Since Apple opened the floodgates to the AppStore for iPhone and iPod touch, the amount of anticipatory feedback I am getting from customers has exploded. Not a day goes by without messages from hopeful customers asking if and when my applications will be available for the iPhone. In particular, Black Ink and MarsEdit.
Will I release versions of these applications for the iPhone? Most certainly. Without a doubt. When? That’s a bit tougher to answer. I want to release these applications as soon as I possibly can, but no sooner. That is, I don’t think it would be fair to the public or good for my reputation to release premature applications, so I’m taking “my sweet time” to be sure I’m at least satisfied that they are good, reliable 1.0 releases before I go public with them. Stay tuned!
In The Mean Time
So what is an anxious customer to do in the mean time?

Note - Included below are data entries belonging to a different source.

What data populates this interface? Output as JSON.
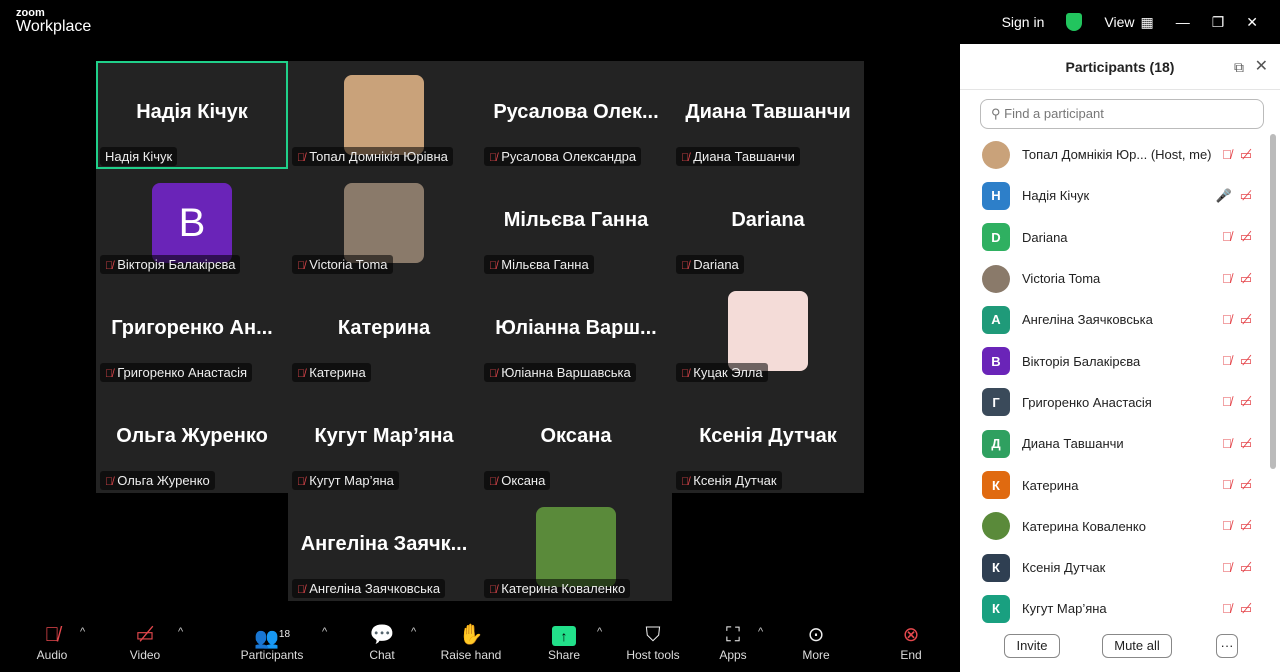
{
  "app": {
    "logo_top": "zoom",
    "logo_bottom": "Workplace",
    "sign_in": "Sign in",
    "view": "View"
  },
  "tiles": [
    {
      "big": "Надія Кічук",
      "label": "Надія Кічук",
      "active": true,
      "muted": false
    },
    {
      "photo": "#c9a27a",
      "label": "Топал Домнікія Юрівна"
    },
    {
      "big": "Русалова Олек...",
      "label": "Русалова Олександра"
    },
    {
      "big": "Диана Тавшанчи",
      "label": "Диана Тавшанчи"
    },
    {
      "avatar": "B",
      "color": "#6a24b8",
      "label": "Вікторія Балакірєва"
    },
    {
      "photo": "#8a7a6a",
      "label": "Victoria Toma"
    },
    {
      "big": "Мільєва Ганна",
      "label": "Мільєва Ганна"
    },
    {
      "big": "Dariana",
      "label": "Dariana"
    },
    {
      "big": "Григоренко Ан...",
      "label": "Григоренко Анастасія"
    },
    {
      "big": "Катерина",
      "label": "Катерина"
    },
    {
      "big": "Юліанна Варш...",
      "label": "Юліанна Варшавська"
    },
    {
      "photo": "#f4dcd8",
      "label": "Куцак Элла"
    },
    {
      "big": "Ольга Журенко",
      "label": "Ольга Журенко"
    },
    {
      "big": "Кугут Мар’яна",
      "label": "Кугут Мар’яна"
    },
    {
      "big": "Оксана",
      "label": "Оксана"
    },
    {
      "big": "Ксенія Дутчак",
      "label": "Ксенія Дутчак"
    },
    {
      "big": "Ангеліна Заячк...",
      "label": "Ангеліна Заячковська"
    },
    {
      "photo": "#5a8a3a",
      "label": "Катерина Коваленко"
    }
  ],
  "toolbar": {
    "audio": "Audio",
    "video": "Video",
    "participants": "Participants",
    "participants_count": "18",
    "chat": "Chat",
    "raise_hand": "Raise hand",
    "share": "Share",
    "host_tools": "Host tools",
    "apps": "Apps",
    "more": "More",
    "end": "End"
  },
  "panel": {
    "title": "Participants (18)",
    "search_placeholder": "Find a participant",
    "invite": "Invite",
    "mute_all": "Mute all",
    "more": "···",
    "participants": [
      {
        "name": "Топал Домнікія Юр... (Host, me)",
        "photo": "#c9a27a"
      },
      {
        "name": "Надія Кічук",
        "initial": "Н",
        "color": "#2d7fc9",
        "unmuted": true
      },
      {
        "name": "Dariana",
        "initial": "D",
        "color": "#2fb061"
      },
      {
        "name": "Victoria Toma",
        "photo": "#8a7a6a"
      },
      {
        "name": "Ангеліна Заячковська",
        "initial": "А",
        "color": "#1f9a79"
      },
      {
        "name": "Вікторія Балакірєва",
        "initial": "В",
        "color": "#6a24b8"
      },
      {
        "name": "Григоренко Анастасія",
        "initial": "Г",
        "color": "#3a4a5a"
      },
      {
        "name": "Диана Тавшанчи",
        "initial": "Д",
        "color": "#2fa060"
      },
      {
        "name": "Катерина",
        "initial": "К",
        "color": "#e06a10"
      },
      {
        "name": "Катерина Коваленко",
        "photo": "#5a8a3a"
      },
      {
        "name": "Ксенія Дутчак",
        "initial": "К",
        "color": "#2f3f52"
      },
      {
        "name": "Кугут Мар’яна",
        "initial": "К",
        "color": "#19a080"
      }
    ]
  }
}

I appreciate that iPhone users find it extremely frustrating to imagine what powerful aides their devices could be to them, if only they had the right software. While I do expect that, in time, there will be no better way to blog or solves crossword puzzles on this device than with my software, there is other software that is worth mentioning.

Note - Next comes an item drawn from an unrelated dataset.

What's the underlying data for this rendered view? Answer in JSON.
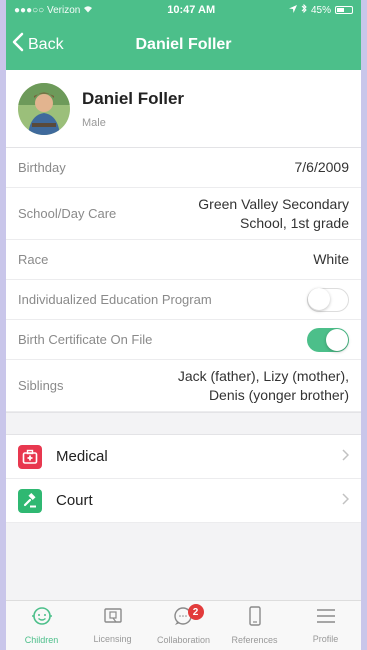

Waiting For MarsEdit
In the blogging department, WordPress users at least should have something to tide them over soon. Matt Mullenweg has announced a native WordPress client, which is apparently complete and submitted to Apple. They’re just waiting for it to go live on the store. Since we can’t try it out yet, I can’t exactly vouch for it, but I hope it will be a step up from navigating the web interface from the phone!

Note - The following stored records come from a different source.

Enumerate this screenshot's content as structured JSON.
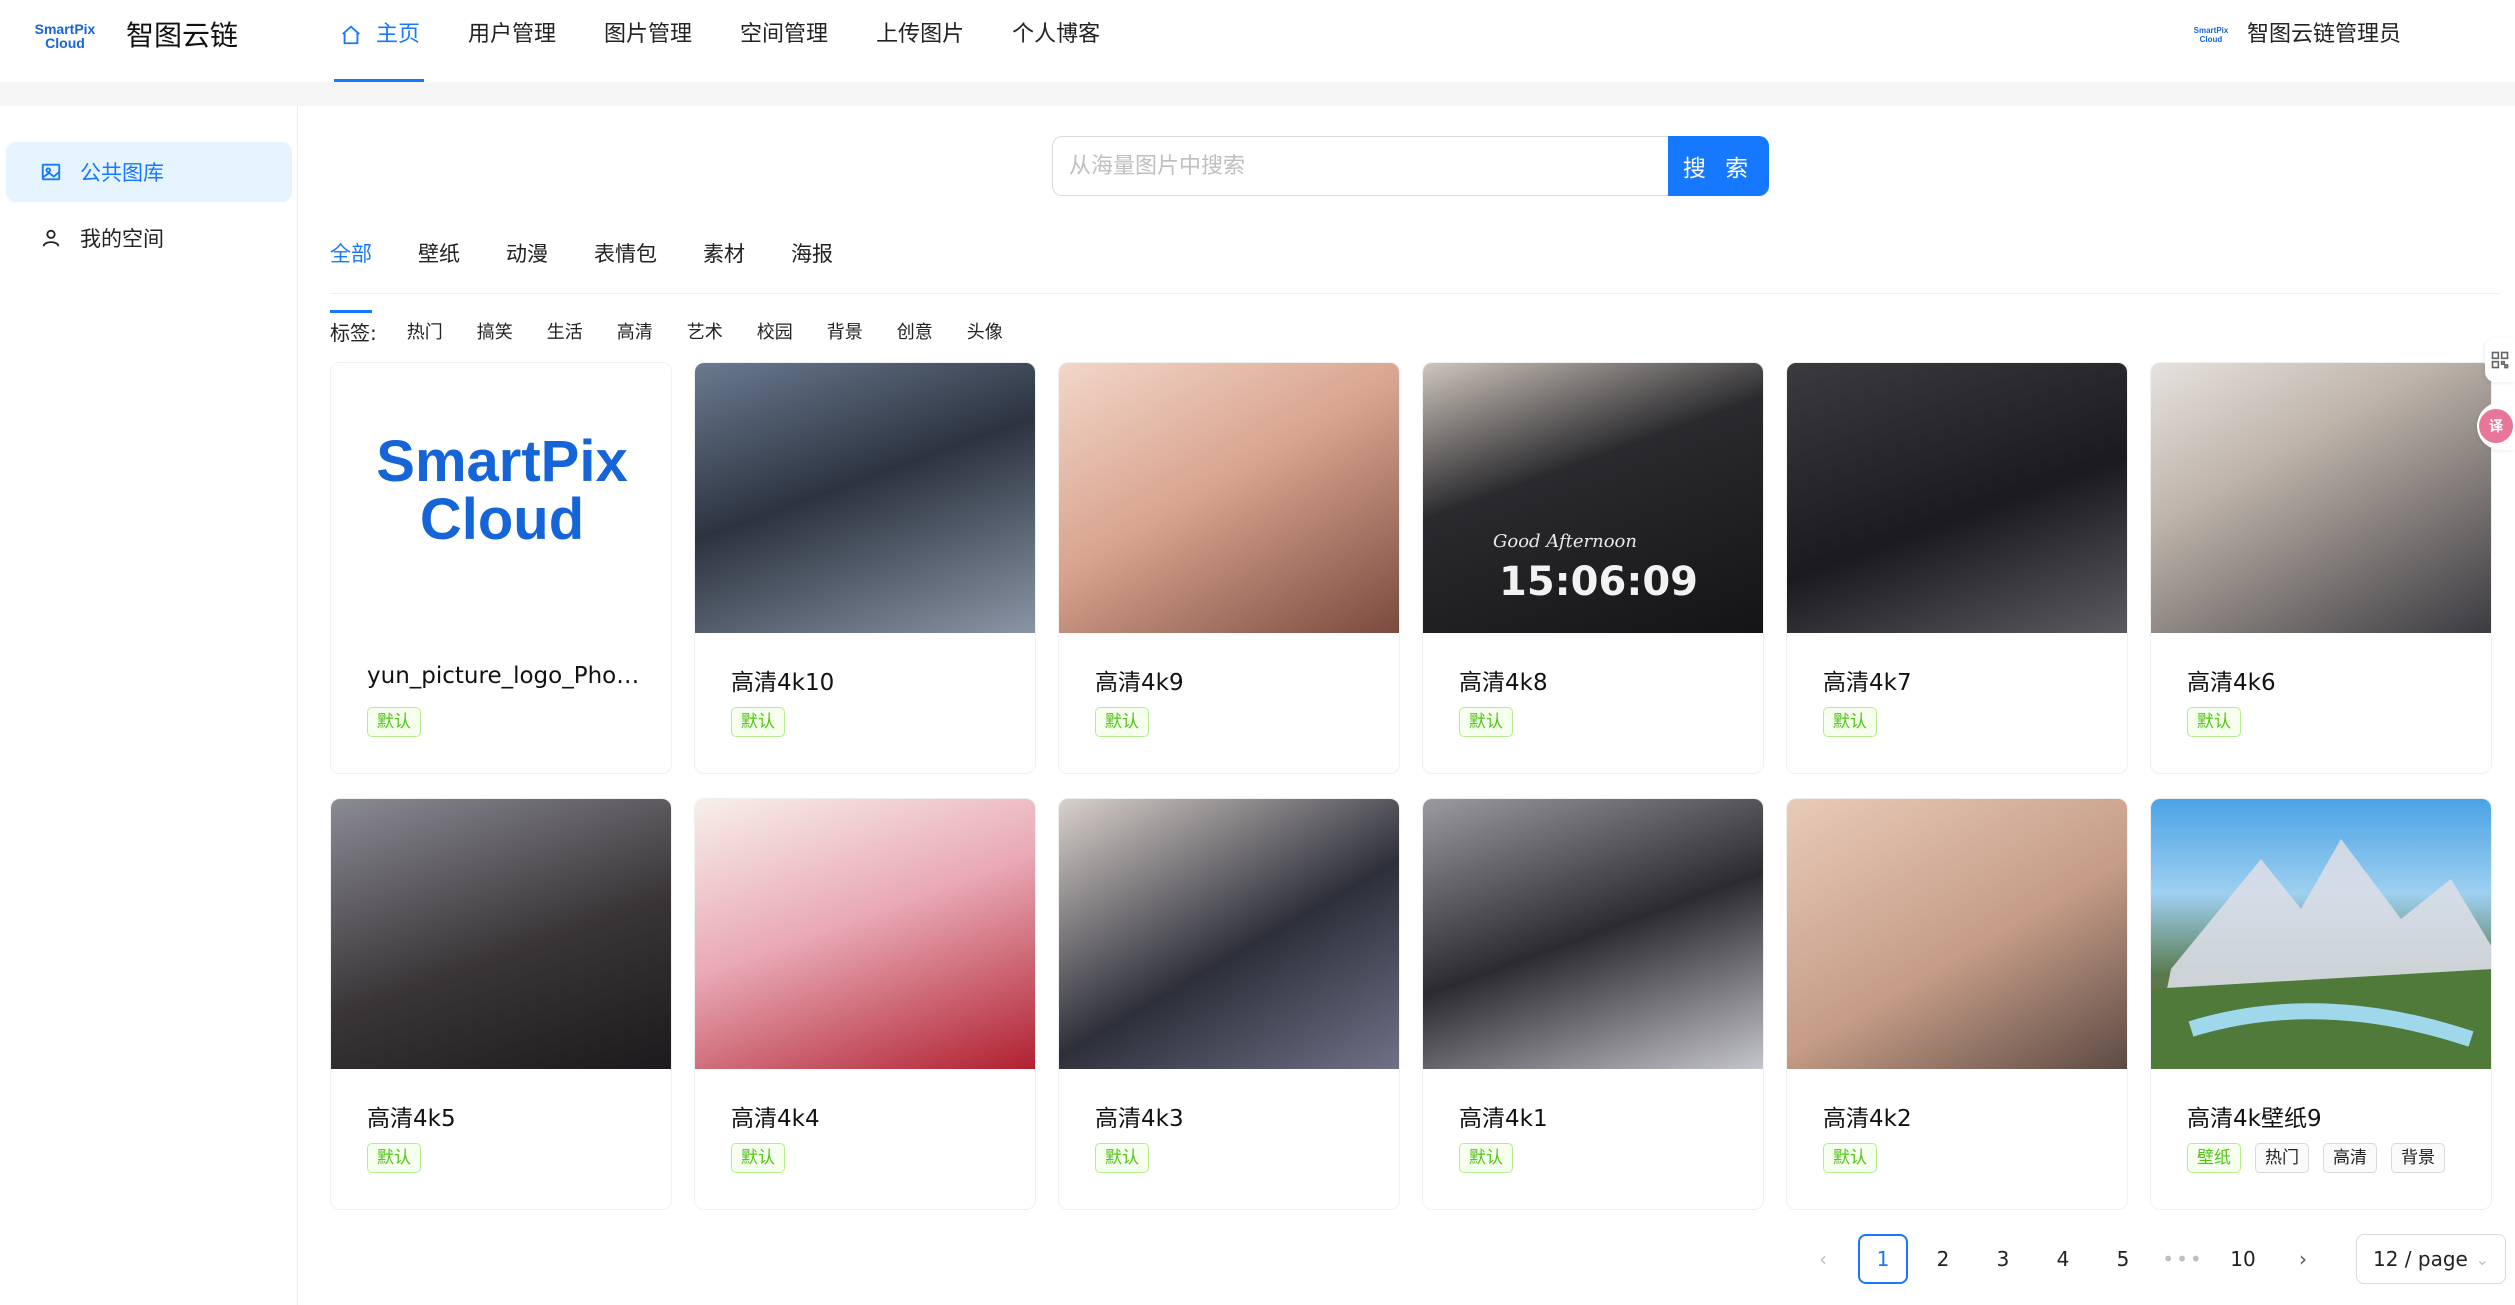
{
  "header": {
    "logo_line1": "SmartPix",
    "logo_line2": "Cloud",
    "brand": "智图云链",
    "nav": [
      "主页",
      "用户管理",
      "图片管理",
      "空间管理",
      "上传图片",
      "个人博客"
    ],
    "user_name": "智图云链管理员"
  },
  "sidebar": {
    "items": [
      "公共图库",
      "我的空间"
    ]
  },
  "search": {
    "placeholder": "从海量图片中搜索",
    "button": "搜 索"
  },
  "categories": [
    "全部",
    "壁纸",
    "动漫",
    "表情包",
    "素材",
    "海报"
  ],
  "tags": {
    "label": "标签:",
    "items": [
      "热门",
      "搞笑",
      "生活",
      "高清",
      "艺术",
      "校园",
      "背景",
      "创意",
      "头像"
    ]
  },
  "cards": [
    {
      "title": "yun_picture_logo_Phot...",
      "tags": [
        "默认"
      ],
      "image": "logo"
    },
    {
      "title": "高清4k10",
      "tags": [
        "默认"
      ],
      "image": "photo"
    },
    {
      "title": "高清4k9",
      "tags": [
        "默认"
      ],
      "image": "photo"
    },
    {
      "title": "高清4k8",
      "tags": [
        "默认"
      ],
      "image": "photo"
    },
    {
      "title": "高清4k7",
      "tags": [
        "默认"
      ],
      "image": "photo"
    },
    {
      "title": "高清4k6",
      "tags": [
        "默认"
      ],
      "image": "photo"
    },
    {
      "title": "高清4k5",
      "tags": [
        "默认"
      ],
      "image": "photo"
    },
    {
      "title": "高清4k4",
      "tags": [
        "默认"
      ],
      "image": "photo"
    },
    {
      "title": "高清4k3",
      "tags": [
        "默认"
      ],
      "image": "photo"
    },
    {
      "title": "高清4k1",
      "tags": [
        "默认"
      ],
      "image": "photo"
    },
    {
      "title": "高清4k2",
      "tags": [
        "默认"
      ],
      "image": "photo"
    },
    {
      "title": "高清4k壁纸9",
      "tags": [
        "壁纸",
        "热门",
        "高清",
        "背景"
      ],
      "image": "landscape"
    }
  ],
  "card_image_text": {
    "logo_line1": "SmartPix",
    "logo_line2": "Cloud",
    "watch_text": "15:06:09",
    "watch_script": "Good Afternoon"
  },
  "pagination": {
    "pages": [
      "1",
      "2",
      "3",
      "4",
      "5",
      "•••",
      "10"
    ],
    "current": "1",
    "page_size": "12 / page"
  },
  "colors": {
    "primary": "#1677ff",
    "tag_green": "#52c41a"
  },
  "icons": {
    "home": "home-icon",
    "gallery": "picture-icon",
    "space": "user-icon",
    "qr": "qrcode-icon",
    "translate": "translate-icon"
  }
}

The folks over at Six Apart have also released a native iPhone blogging client, but unfortunately it only works with their paid TypePad service, so it won’t be of much help unless you happen to subscribe to that service.
Waiting For Black Ink
The allure of crosswords on the iPhone must be pretty obvious, because there are already two applications available for downloading and solving puzzles, and they’re pretty good! I have enjoyed buying these applications and seeing how other developers have tackled the problem of displaying a crossword puzzle while also leaving enough room for the user to type in the answers.
The first, simply called “Crosswords,” was developed by my friend Ben Gottlieb, of Standalone, Inc.
Notice how they’ve developed a completely custom keyboard, which aside form sporting a monochromatic look, is also significantly smaller than the default keyboard. This leaves more room to show the puzzle content. The high quality of the custom artwork makes the application shine, although it’s clear the puzzle rendering itself could be a bit cleaner.
The other application, called “2 Across,” comes to us from developer Eliza Block.
Notice that she uses the default keyboard, but provides an extremely zoomable puzzle display that exudes quality. The rendering is extremely sharp and the touch responsiveness is immediate. I also like how she animates the puzzle when you select a square, so that the word is as visible as possible within the confines of the display.
Back To Work
It would have been a great joy to have my applications in the App Store on day one, but looking on the bright side, it will be somewhat easier to finish developing them and to release them in a known context. It’s becoming clearer by the day what people are looking for in the store, and the wealth of applications makes it easier to experience what works and what doesn’t work on this new platform.